"His blood is being pumped in and out. His lungs, his heart and his kidneys are being supported. They have basically killed him within a day with a lethal injection.

"He had a tube in his nose, a tube going into his mouth and a hole in his neck. There were tubes in his hands and something in his groin.

'It's like some nightmare movie'

"The doctors have said he could die at any moment. It's like some nightmare movie. My beautiful, lovely, gorgeous boyfriend is going to be dead without these machines.

"We've been told by doctors that they are just keeping the men alive, just keeping them ticking."

Ann Alexander, solicitor for the 28-year-old victim, explained what happened.

The men arrived at Parexel's 36-bed unit on Monday. They underwent tests to ensure they were fit and were given the drug at 8am, by injection, she believes.

They began suffering from headaches and nausea within 90 minutes. The headaches became severe and within 12 hours all the men had collapsed.

"The four men who are seriously ill I am told are sitting up and talking. My client is sedated, critically ill and on a life support machine," she said.

"The family are very scared about it and the prognosis is unclear. They are concerned about the lack of consistency in answers they are receiving from the drug company."

She said they had had two meetings with the drug company. "In the first they were told the drug had been tested previously on monkeys and dogs and that one dog had died.

"The next time they asked the same question they were told the drug had been tested on monkeys and rabbits. We need to get to the bottom of it."

The researchers are thought to have taken the unusual step of adjusting the dosage according to each volunteer's weight. This may explain why some of the participants are now more ill than others.

Miss Marshall said: "One of the mothers and I think that our two boys have had an overdose. They are big bulky guys and I think the drugs company gave them more than they gave to anyone else."

She said her boyfriend joined the trial on impulse for financial reasons after his wallet had been stolen and he had bills to pay.

When she protested about him joining the programme he replied: "I am helping mankind."

She said: "He is so full of life, he is this buoyant, bubbly, charismatic star, oozing charisma. Everyone adores him.

"In there is a man completely lifeless. You know, I can't even get anything, an eyelid movement, a squeeze of his hand. He is like a shell." She said he was 'athletic, healthy and full of life,' adding: "That's why they picked him or people like him."

He had no idea he was putting his life at risk by volunteering. "There was nothing on the form saying, "this could kill you, sign here"."

Thomas Hanke, chief scientific officer of TeGenero, said last night that the company had apologised to the families. "They were shocked, devastated. We deeply understand that they are. We are devastated at these shocking developments."

Dr Hanke, speaking at the hospital, was unable to say whether the men had suffered permanent damage but said there had been no adverse side effects previously in testing of the drug, which began in 1997.

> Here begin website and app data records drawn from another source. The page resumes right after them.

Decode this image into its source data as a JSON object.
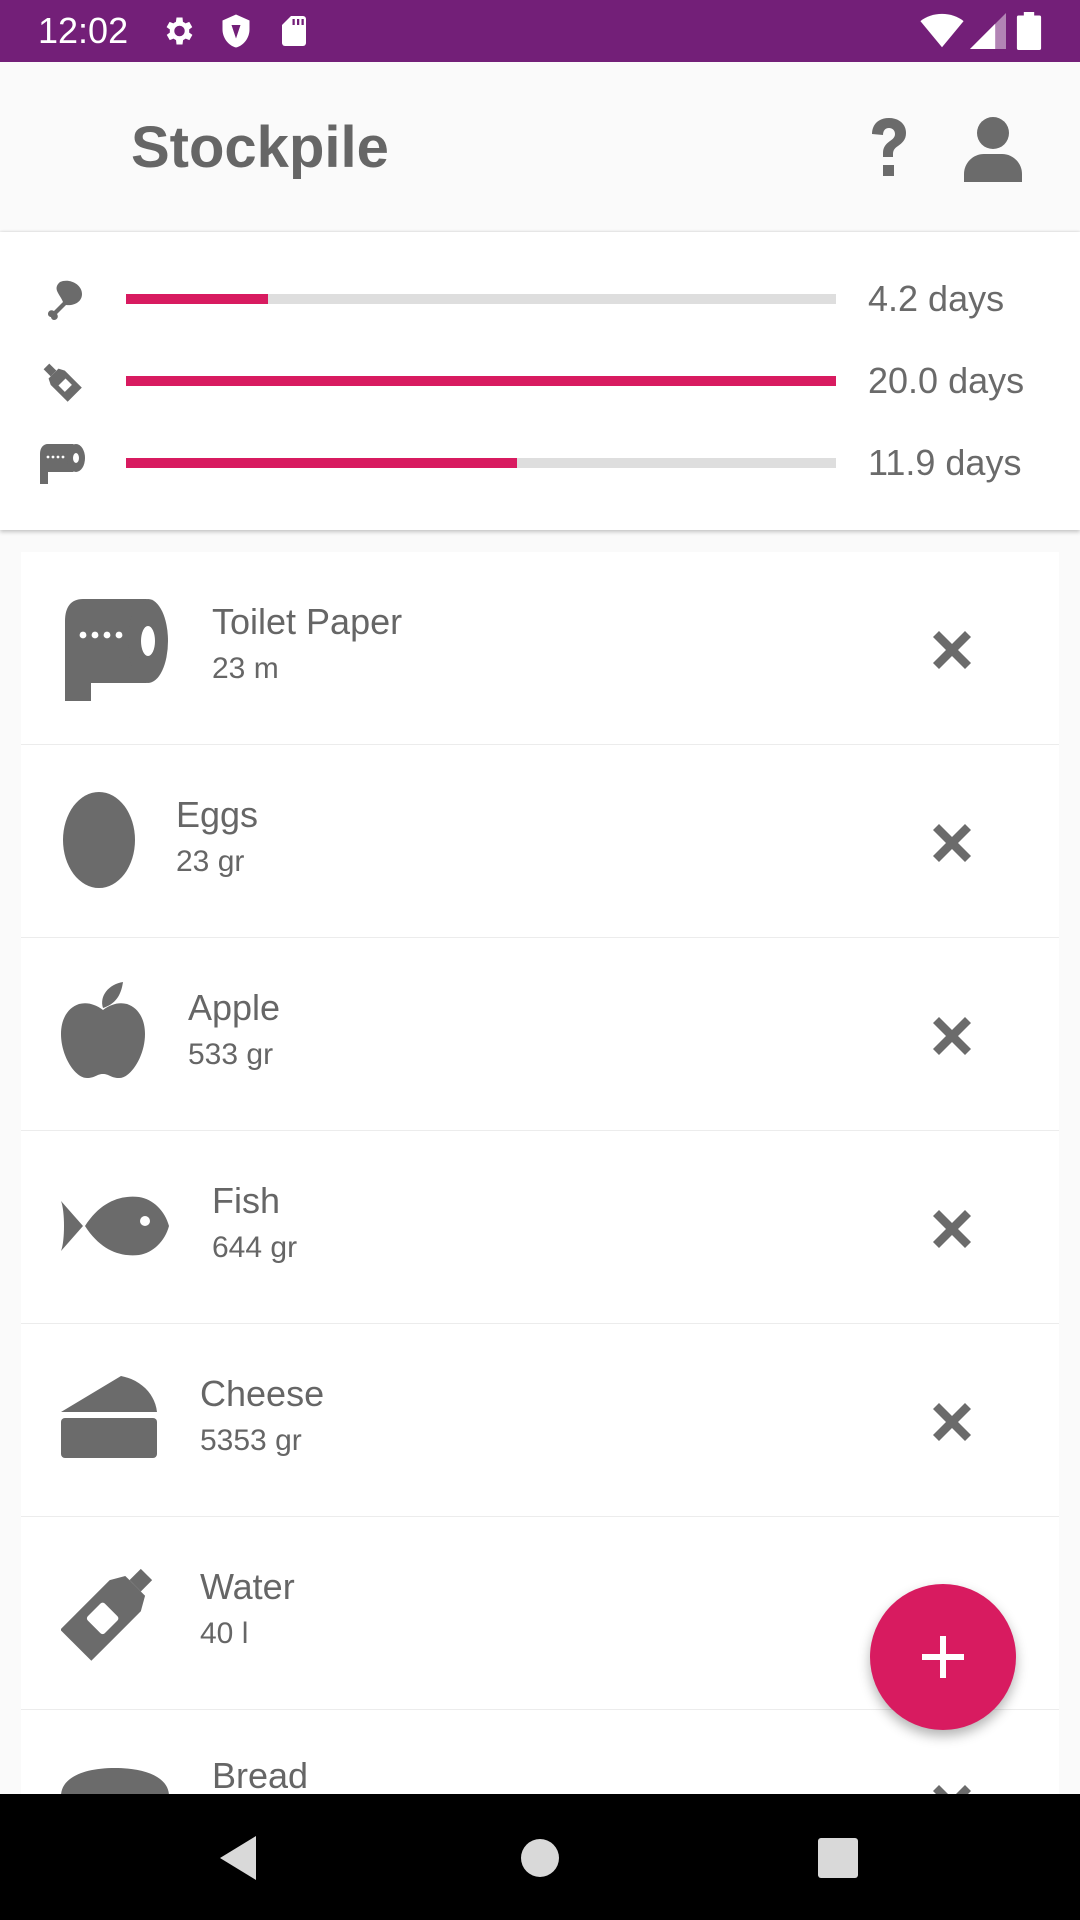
{
  "status_bar": {
    "time": "12:02",
    "icons": [
      "gear-icon",
      "shield-icon",
      "sd-card-icon",
      "wifi-icon",
      "signal-icon",
      "battery-icon"
    ],
    "background": "#731f78"
  },
  "app_bar": {
    "title": "Stockpile",
    "actions": [
      "help-icon",
      "account-icon"
    ]
  },
  "summary": [
    {
      "icon": "drumstick-icon",
      "fraction": 0.2,
      "text": "4.2 days"
    },
    {
      "icon": "bottle-icon",
      "fraction": 1.0,
      "text": "20.0 days"
    },
    {
      "icon": "toilet-paper-icon",
      "fraction": 0.55,
      "text": "11.9 days"
    }
  ],
  "items": [
    {
      "name": "Toilet Paper",
      "qty": "23 m",
      "icon": "toilet-paper-icon"
    },
    {
      "name": "Eggs",
      "qty": "23 gr",
      "icon": "egg-icon"
    },
    {
      "name": "Apple",
      "qty": "533 gr",
      "icon": "apple-icon"
    },
    {
      "name": "Fish",
      "qty": "644 gr",
      "icon": "fish-icon"
    },
    {
      "name": "Cheese",
      "qty": "5353 gr",
      "icon": "cheese-icon"
    },
    {
      "name": "Water",
      "qty": "40 l",
      "icon": "bottle-icon"
    },
    {
      "name": "Bread",
      "qty": "",
      "icon": "bread-icon"
    }
  ],
  "fab": {
    "icon": "plus-icon"
  },
  "nav_bar": {
    "buttons": [
      "back-icon",
      "home-icon",
      "recents-icon"
    ]
  },
  "colors": {
    "accent": "#d81b60",
    "icon_gray": "#6b6b6b",
    "track": "#dedede"
  }
}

When asked whether animals had died during testing, he said: "There has been no issue on the safety of the drug on animals. This is not relevant. The drug has not been tested on dogs or rats. It was tested on other mammals."

In a statement from Parexel's Boston headquarters, the company said: "These events were completely unexpected and do not reflect the results we obtained from initial laboratory studies."

One man told how he escaped the catastrophe because of nagging doubts.

Tom Edwards, 21, from Oxford, said: "It is not really like me to turn down big money for lying on my back but I was not comfortable with doing it.

"Something told me to be suspicious about it even though I did not know why. It seemed a bit haphazard."

03-16-2006, 08:19 AM
my stupid little no account cousin is/was gonna do this.

stupid bastards. get a ****in real job.

03-16-2006, 09:10 AM
2000 #s ~ $3000 wow.

The price that high you have to wonder....